Date of Award


Degree Type


Degree Name

Master of Arts in Psychology


Behavioral Sciences



First Advisor

Manshu Yang


Randomized Control Trials (RCTs) are widely used in behavioral and health-related studies to evaluate the effectiveness of intervention strategies; however, missing data in RCTs are almost inevitable. In many RCT studies, the key focus is to examine the average treatment effect (ATE) within an entire population. Heterogenous treatment effects, often reflected in moderation effects of baseline personal attributes, do not typically get included in analyses. To handle missing data in RCTs, multiple imputation (MI) or inverse probability weighting (IPW) could be used. MI, although often preferred over IPW, may lead to biased ATE results when the probability of missingness depends on a moderator and the moderation effect is omitted from the imputation process. In contrast, IPW may produce imprecise results when the sample size is small. This study aims to evaluate the performance of MI via joint modeling (MI-JM), MI via chained equations (MI-CE), and IPW in estimating the ATE in RCTs with missing data and omitted moderation effects. A Monte Carlo simulation study is conducted to compare methods under various scenarios. Findings suggest that the use of MI-CE would be recommended across all study conditions with the presence of incomplete outcomes but fully observed covariates. IPW could be utilized with relatively large sample sizes and relatively a small number of covariates. Listwise deletion and MI-JM are not recommended for use in RCTs with missing data and omitted moderation effects.



To view the content in your browser, please download Adobe Reader or, alternately,
you may Download the file to your hard drive.

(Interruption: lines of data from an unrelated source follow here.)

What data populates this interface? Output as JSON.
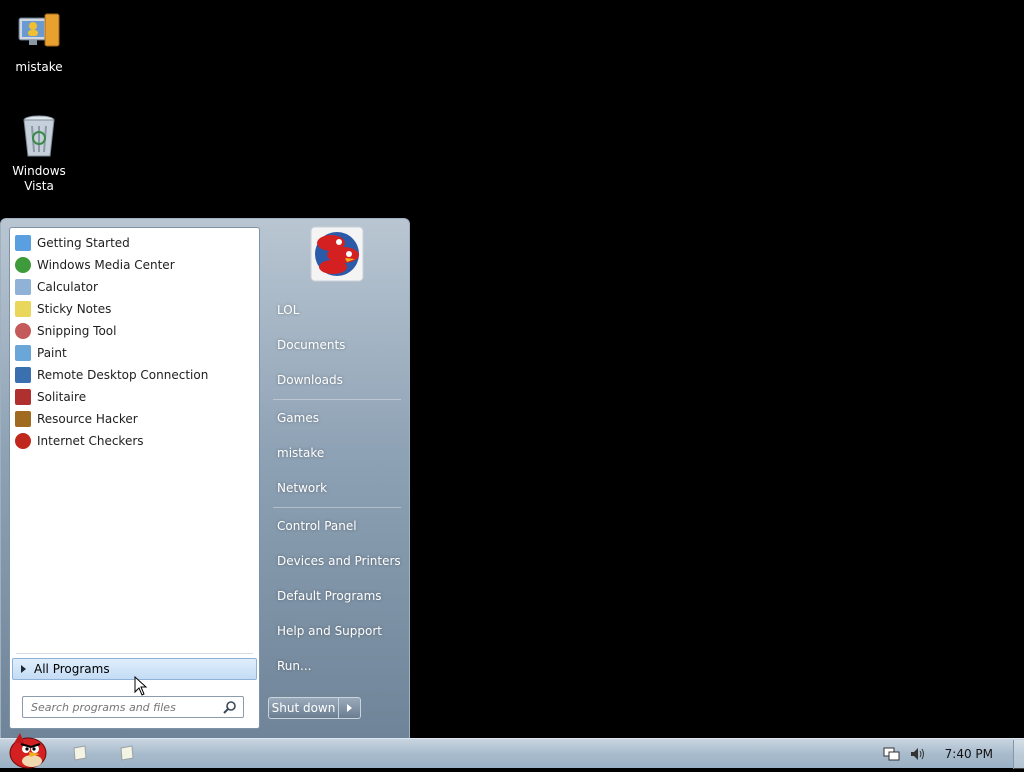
{
  "desktop": {
    "icons": [
      {
        "label": "mistake",
        "icon": "computer-user-icon"
      },
      {
        "label": "Windows Vista",
        "icon": "recycle-bin-icon"
      }
    ]
  },
  "start_menu": {
    "programs": [
      {
        "label": "Getting Started",
        "icon": "getting-started-icon",
        "color": "#5aa0e0"
      },
      {
        "label": "Windows Media Center",
        "icon": "media-center-icon",
        "color": "#3e9a3a"
      },
      {
        "label": "Calculator",
        "icon": "calculator-icon",
        "color": "#8fb2d6"
      },
      {
        "label": "Sticky Notes",
        "icon": "sticky-notes-icon",
        "color": "#e8d75a"
      },
      {
        "label": "Snipping Tool",
        "icon": "snipping-tool-icon",
        "color": "#c45a5a"
      },
      {
        "label": "Paint",
        "icon": "paint-icon",
        "color": "#6aa6d8"
      },
      {
        "label": "Remote Desktop Connection",
        "icon": "remote-desktop-icon",
        "color": "#3a6fb0"
      },
      {
        "label": "Solitaire",
        "icon": "solitaire-icon",
        "color": "#b03030"
      },
      {
        "label": "Resource Hacker",
        "icon": "resource-hacker-icon",
        "color": "#a06a20"
      },
      {
        "label": "Internet Checkers",
        "icon": "internet-checkers-icon",
        "color": "#c0281e"
      }
    ],
    "all_programs_label": "All Programs",
    "search_placeholder": "Search programs and files",
    "right_items": [
      {
        "label": "LOL"
      },
      {
        "label": "Documents"
      },
      {
        "label": "Downloads"
      },
      {
        "label": "Games"
      },
      {
        "label": "mistake"
      },
      {
        "label": "Network"
      },
      {
        "label": "Control Panel"
      },
      {
        "label": "Devices and Printers"
      },
      {
        "label": "Default Programs"
      },
      {
        "label": "Help and Support"
      },
      {
        "label": "Run..."
      }
    ],
    "shutdown_label": "Shut down"
  },
  "taskbar": {
    "clock": "7:40 PM",
    "pinned": [
      "sticky-notes-icon",
      "sticky-notes-icon"
    ],
    "tray_icons": [
      "network-icon",
      "volume-icon"
    ]
  },
  "colors": {
    "desktop_bg": "#000000",
    "start_menu_accent": "#8ea2b5",
    "taskbar": "#a9bccd"
  }
}
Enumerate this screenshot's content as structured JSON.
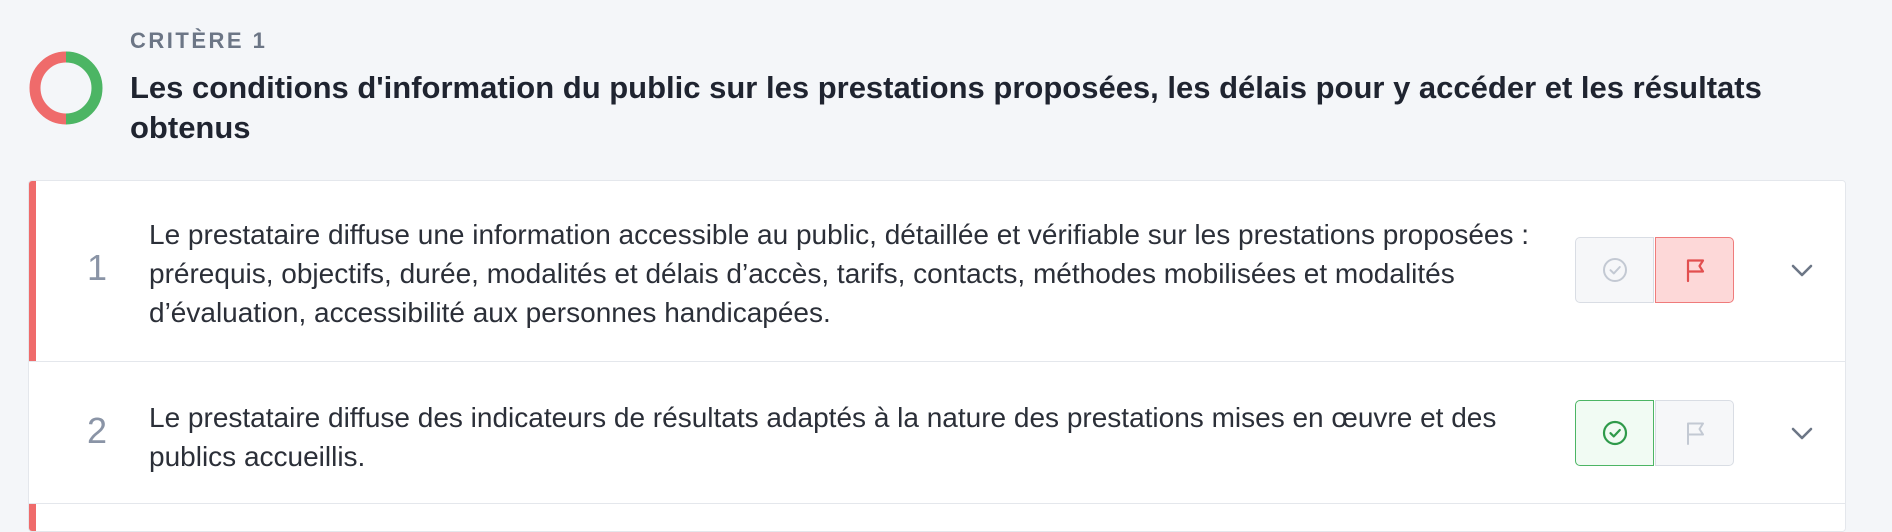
{
  "criterion": {
    "kicker": "CRITÈRE 1",
    "title": "Les conditions d'information du public sur les prestations proposées, les délais pour y accéder et les résultats obtenus",
    "progress_chart": {
      "type": "pie",
      "segments": [
        {
          "label": "conforme",
          "value": 50,
          "color": "#4cb564"
        },
        {
          "label": "non conforme",
          "value": 50,
          "color": "#ef6b6b"
        }
      ]
    }
  },
  "indicators": [
    {
      "number": "1",
      "text": "Le prestataire diffuse une information accessible au public, détaillée et vérifiable sur les prestations proposées : prérequis, objectifs, durée, modalités et délais d’accès, tarifs, contacts, méthodes mobilisées et modalités d’évaluation, accessibilité aux personnes handicapées.",
      "status": "non-conforme",
      "accent_color": "#ef6b6b"
    },
    {
      "number": "2",
      "text": "Le prestataire diffuse des indicateurs de résultats adaptés à la nature des prestations mises en œuvre et des publics accueillis.",
      "status": "conforme",
      "accent_color": ""
    },
    {
      "number": "",
      "text": "",
      "status": "non-conforme",
      "accent_color": "#ef6b6b"
    }
  ],
  "icons": {
    "validate": "check-circle-icon",
    "flag": "flag-icon",
    "expand": "chevron-down-icon"
  },
  "colors": {
    "danger": "#ef6b6b",
    "danger_bg": "#fdd8d8",
    "success": "#4cb564",
    "muted": "#c3c9d3"
  }
}
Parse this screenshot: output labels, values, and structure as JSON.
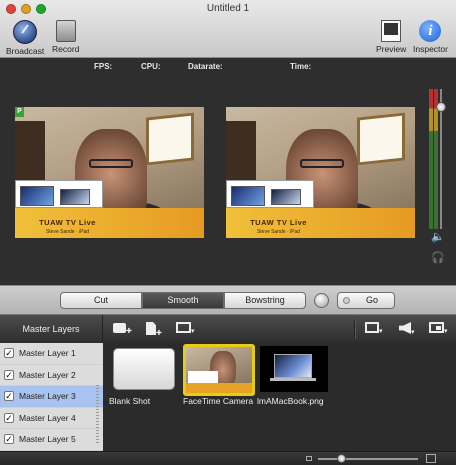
{
  "window": {
    "title": "Untitled 1"
  },
  "toolbar": {
    "broadcast_label": "Broadcast",
    "record_label": "Record",
    "preview_label": "Preview",
    "inspector_label": "Inspector",
    "icons": [
      "broadcast-icon",
      "record-icon",
      "preview-icon",
      "inspector-icon"
    ]
  },
  "stats": {
    "fps_label": "FPS:",
    "cpu_label": "CPU:",
    "datarate_label": "Datarate:",
    "time_label": "Time:"
  },
  "monitors": {
    "lower_third_title": "TUAW TV Live",
    "lower_third_subtitle": "Steve Sande · iPad",
    "program_badge": "P"
  },
  "switcher": {
    "transitions": [
      "Cut",
      "Smooth",
      "Bowstring"
    ],
    "selected_transition": "Smooth",
    "go_label": "Go"
  },
  "layers": {
    "header": "Master Layers",
    "items": [
      {
        "label": "Master Layer 1",
        "checked": true,
        "selected": false
      },
      {
        "label": "Master Layer 2",
        "checked": true,
        "selected": false
      },
      {
        "label": "Master Layer 3",
        "checked": true,
        "selected": true
      },
      {
        "label": "Master Layer 4",
        "checked": true,
        "selected": false
      },
      {
        "label": "Master Layer 5",
        "checked": true,
        "selected": false
      }
    ]
  },
  "sources": {
    "items": [
      {
        "label": "Blank Shot",
        "selected": false
      },
      {
        "label": "FaceTime Camera",
        "selected": true
      },
      {
        "label": "lmAMacBook.png",
        "selected": false
      }
    ]
  },
  "colors": {
    "selection_yellow": "#e6cb18",
    "selected_row": "#a9c3f0",
    "lower_third": "#f0c03a"
  }
}
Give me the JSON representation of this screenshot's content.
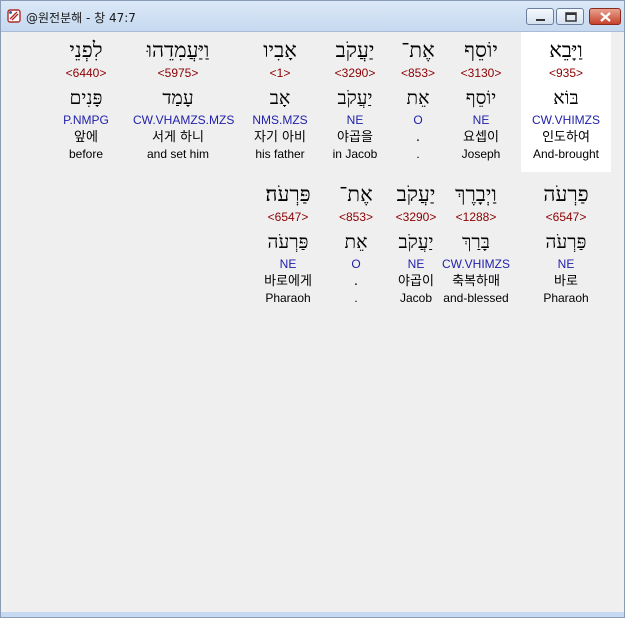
{
  "window": {
    "title": "@원전분해 - 창 47:7",
    "icons": {
      "app": "scroll-app-icon",
      "minimize": "minimize-icon",
      "maximize": "maximize-icon",
      "close": "close-icon"
    },
    "colors": {
      "strong": "#8b0000",
      "morph": "#1f1fa8",
      "selected_bg": "#ffffff"
    }
  },
  "rows": [
    {
      "words": [
        {
          "heb": "וַיָּבֵא",
          "strong": "<935>",
          "lemma": "בּוֹא",
          "morph": "CW.VHIMZS",
          "kor": "인도하여",
          "eng": "And-brought",
          "selected": true
        },
        {
          "heb": "יוֹסֵף",
          "strong": "<3130>",
          "lemma": "יוֹסֵף",
          "morph": "NE",
          "kor": "요셉이",
          "eng": "Joseph"
        },
        {
          "heb": "אֶת־",
          "strong": "<853>",
          "lemma": "אֵת",
          "morph": "O",
          "kor": ".",
          "eng": "."
        },
        {
          "heb": "יַעֲקֹב",
          "strong": "<3290>",
          "lemma": "יַעֲקֹב",
          "morph": "NE",
          "kor": "야곱을",
          "eng": "in Jacob"
        },
        {
          "heb": "אָבִיו",
          "strong": "<1>",
          "lemma": "אָב",
          "morph": "NMS.MZS",
          "kor": "자기 아비",
          "eng": "his father"
        },
        {
          "heb": "וַיַּעֲמִדֵהוּ",
          "strong": "<5975>",
          "lemma": "עָמַד",
          "morph": "CW.VHAMZS.MZS",
          "kor": "서게 하니",
          "eng": "and set him"
        },
        {
          "heb": "לִפְנֵי",
          "strong": "<6440>",
          "lemma": "פָּנִים",
          "morph": "P.NMPG",
          "kor": "앞에",
          "eng": "before"
        }
      ]
    },
    {
      "words": [
        {
          "heb": "פַרְעֹה",
          "strong": "<6547>",
          "lemma": "פַּרְעֹה",
          "morph": "NE",
          "kor": "바로",
          "eng": "Pharaoh"
        },
        {
          "heb": "וַיְבָרֶךְ",
          "strong": "<1288>",
          "lemma": "בָּרַךְ",
          "morph": "CW.VHIMZS",
          "kor": "축복하매",
          "eng": "and-blessed"
        },
        {
          "heb": "יַעֲקֹב",
          "strong": "<3290>",
          "lemma": "יַעֲקֹב",
          "morph": "NE",
          "kor": "야곱이",
          "eng": "Jacob"
        },
        {
          "heb": "אֶת־",
          "strong": "<853>",
          "lemma": "אֵת",
          "morph": "O",
          "kor": ".",
          "eng": "."
        },
        {
          "heb": "פַּרְעֹה׃",
          "strong": "<6547>",
          "lemma": "פַּרְעֹה",
          "morph": "NE",
          "kor": "바로에게",
          "eng": "Pharaoh"
        }
      ]
    }
  ]
}
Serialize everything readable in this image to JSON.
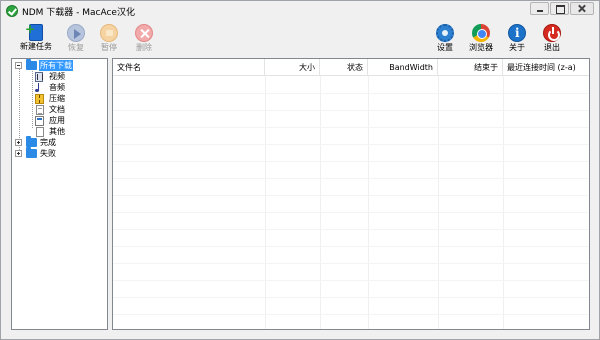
{
  "window": {
    "title": "NDM 下载器 - MacAce汉化"
  },
  "toolbar": {
    "new_task": "新建任务",
    "resume": "恢复",
    "pause": "暂停",
    "delete": "删除",
    "settings": "设置",
    "browser": "浏览器",
    "about": "关于",
    "exit": "退出"
  },
  "tree": {
    "root": "所有下载",
    "categories": [
      "视频",
      "音频",
      "压缩",
      "文档",
      "应用",
      "其他"
    ],
    "completed": "完成",
    "failed": "失败"
  },
  "list": {
    "columns": [
      "文件名",
      "大小",
      "状态",
      "BandWidth",
      "结束于",
      "最近连接时间 (z-a)"
    ]
  }
}
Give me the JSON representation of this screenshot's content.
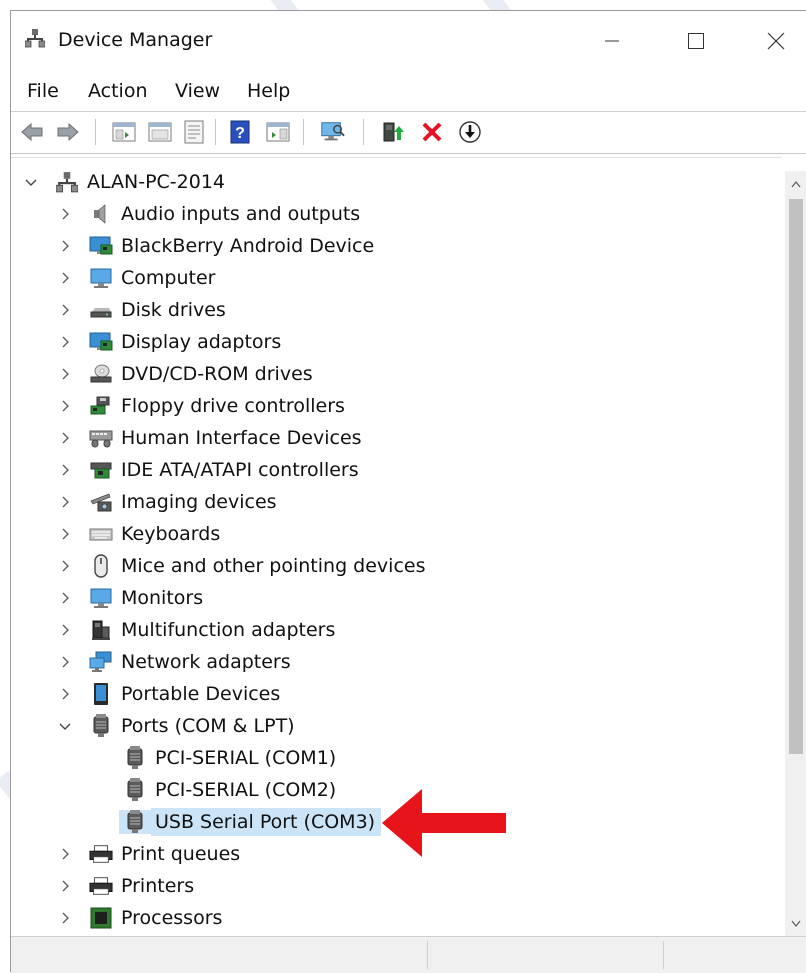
{
  "window": {
    "title": "Device Manager",
    "controls": {
      "minimize": "minimize",
      "maximize": "maximize",
      "close": "close"
    }
  },
  "menu": [
    "File",
    "Action",
    "View",
    "Help"
  ],
  "toolbar": [
    "back-icon",
    "forward-icon",
    "show-hide-console-tree-icon",
    "properties-icon",
    "help-icon",
    "action-pane-icon",
    "scan-hardware-icon",
    "update-driver-icon",
    "uninstall-icon",
    "disable-device-icon"
  ],
  "tree": {
    "root": "ALAN-PC-2014",
    "categories": [
      {
        "label": "Audio inputs and outputs",
        "icon": "speaker-icon",
        "expanded": false
      },
      {
        "label": "BlackBerry Android Device",
        "icon": "monitor-board-icon",
        "expanded": false
      },
      {
        "label": "Computer",
        "icon": "computer-icon",
        "expanded": false
      },
      {
        "label": "Disk drives",
        "icon": "disk-drive-icon",
        "expanded": false
      },
      {
        "label": "Display adaptors",
        "icon": "display-adapter-icon",
        "expanded": false
      },
      {
        "label": "DVD/CD-ROM drives",
        "icon": "dvd-drive-icon",
        "expanded": false
      },
      {
        "label": "Floppy drive controllers",
        "icon": "floppy-controller-icon",
        "expanded": false
      },
      {
        "label": "Human Interface Devices",
        "icon": "hid-icon",
        "expanded": false
      },
      {
        "label": "IDE ATA/ATAPI controllers",
        "icon": "ide-controller-icon",
        "expanded": false
      },
      {
        "label": "Imaging devices",
        "icon": "camera-icon",
        "expanded": false
      },
      {
        "label": "Keyboards",
        "icon": "keyboard-icon",
        "expanded": false
      },
      {
        "label": "Mice and other pointing devices",
        "icon": "mouse-icon",
        "expanded": false
      },
      {
        "label": "Monitors",
        "icon": "monitor-icon",
        "expanded": false
      },
      {
        "label": "Multifunction adapters",
        "icon": "multifunction-icon",
        "expanded": false
      },
      {
        "label": "Network adapters",
        "icon": "network-icon",
        "expanded": false
      },
      {
        "label": "Portable Devices",
        "icon": "portable-device-icon",
        "expanded": false
      },
      {
        "label": "Ports (COM & LPT)",
        "icon": "port-icon",
        "expanded": true,
        "children": [
          {
            "label": "PCI-SERIAL (COM1)",
            "icon": "port-icon",
            "selected": false
          },
          {
            "label": "PCI-SERIAL (COM2)",
            "icon": "port-icon",
            "selected": false
          },
          {
            "label": "USB Serial Port (COM3)",
            "icon": "port-icon",
            "selected": true
          }
        ]
      },
      {
        "label": "Print queues",
        "icon": "printer-icon",
        "expanded": false
      },
      {
        "label": "Printers",
        "icon": "printer-icon",
        "expanded": false
      },
      {
        "label": "Processors",
        "icon": "processor-icon",
        "expanded": false
      }
    ]
  },
  "annotation": {
    "type": "arrow",
    "color": "#e8141c",
    "points_to": "USB Serial Port (COM3)"
  },
  "colors": {
    "selection": "#cce4f7",
    "accent": "#0078d7",
    "uninstall": "#e81123"
  }
}
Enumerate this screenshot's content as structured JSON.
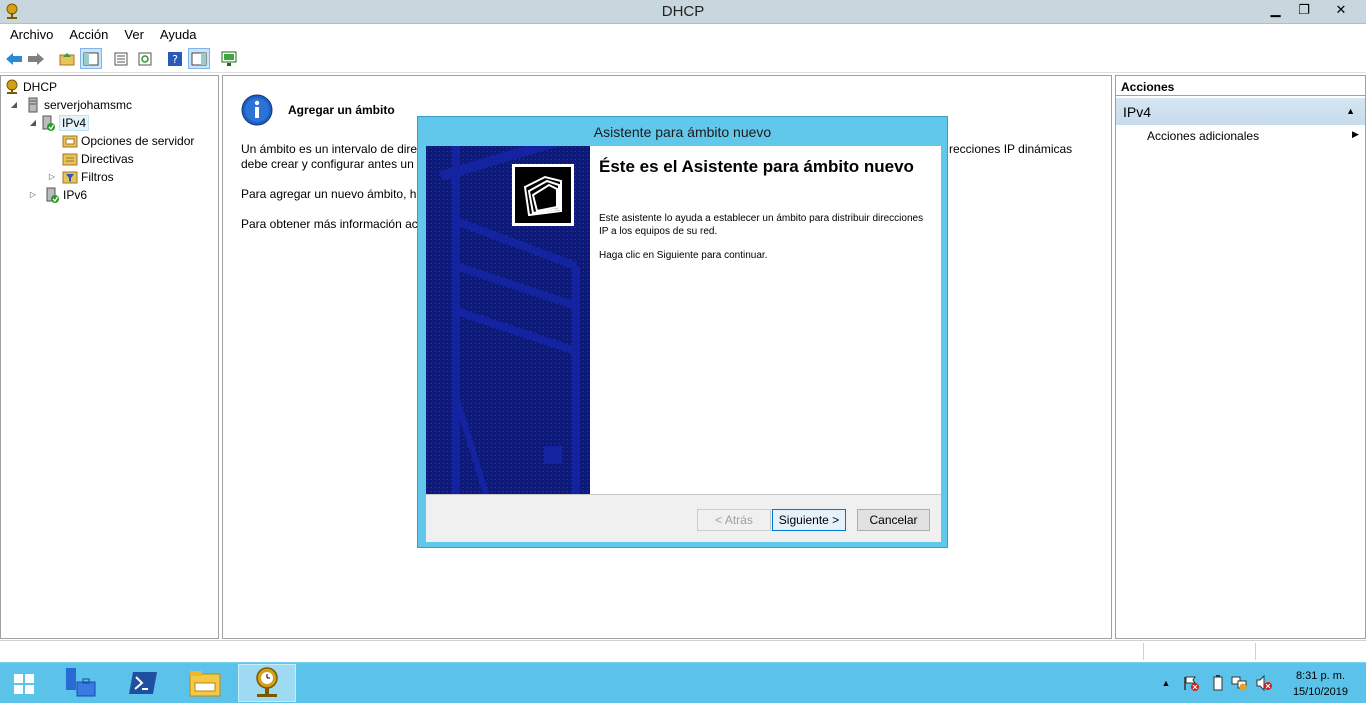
{
  "window": {
    "title": "DHCP",
    "controls": {
      "minimize": "▁",
      "maximize": "❐",
      "close": "✕"
    }
  },
  "menu": [
    "Archivo",
    "Acción",
    "Ver",
    "Ayuda"
  ],
  "toolbar": {
    "icons": [
      "back-icon",
      "forward-icon",
      "up-folder-icon",
      "show-hide-tree-icon",
      "properties-icon",
      "refresh-icon",
      "help-icon",
      "show-action-pane-icon",
      "console-icon"
    ]
  },
  "tree": {
    "root": "DHCP",
    "server": "serverjohamsmc",
    "ipv4": "IPv4",
    "server_options": "Opciones de servidor",
    "policies": "Directivas",
    "filters": "Filtros",
    "ipv6": "IPv6"
  },
  "center": {
    "title": "Agregar un ámbito",
    "line1": "Un ámbito es un intervalo de dire",
    "line1_right": "recciones IP dinámicas",
    "line2": "debe crear y configurar antes un a",
    "para2": "Para agregar un nuevo ámbito, ha",
    "para3": "Para obtener más información ac"
  },
  "actions": {
    "header": "Acciones",
    "section": "IPv4",
    "item": "Acciones adicionales"
  },
  "dialog": {
    "title": "Asistente para ámbito nuevo",
    "heading": "Éste es el Asistente para ámbito nuevo",
    "text1": "Este asistente lo ayuda a establecer un ámbito para distribuir direcciones IP a los equipos de su red.",
    "text2": "Haga clic en Siguiente para continuar.",
    "back_label": "< Atrás",
    "next_label": "Siguiente >",
    "cancel_label": "Cancelar"
  },
  "taskbar": {
    "apps": [
      "server-manager-icon",
      "powershell-icon",
      "file-explorer-icon",
      "dhcp-icon"
    ],
    "time": "8:31 p. m.",
    "date": "15/10/2019",
    "tray_chevron": "▲"
  },
  "colors": {
    "titlebar": "#c8d6de",
    "dialog_frame": "#61c8eb",
    "wizard_sidebar": "#0d1a7a",
    "taskbar": "#5bc3e9"
  }
}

NOTE: The latest versions of Adobe Reader do not support viewing PDF files within Firefox on Mac OS and if you are using a modern (Intel) Mac, there is no official plugin for viewing PDF files within the browser window.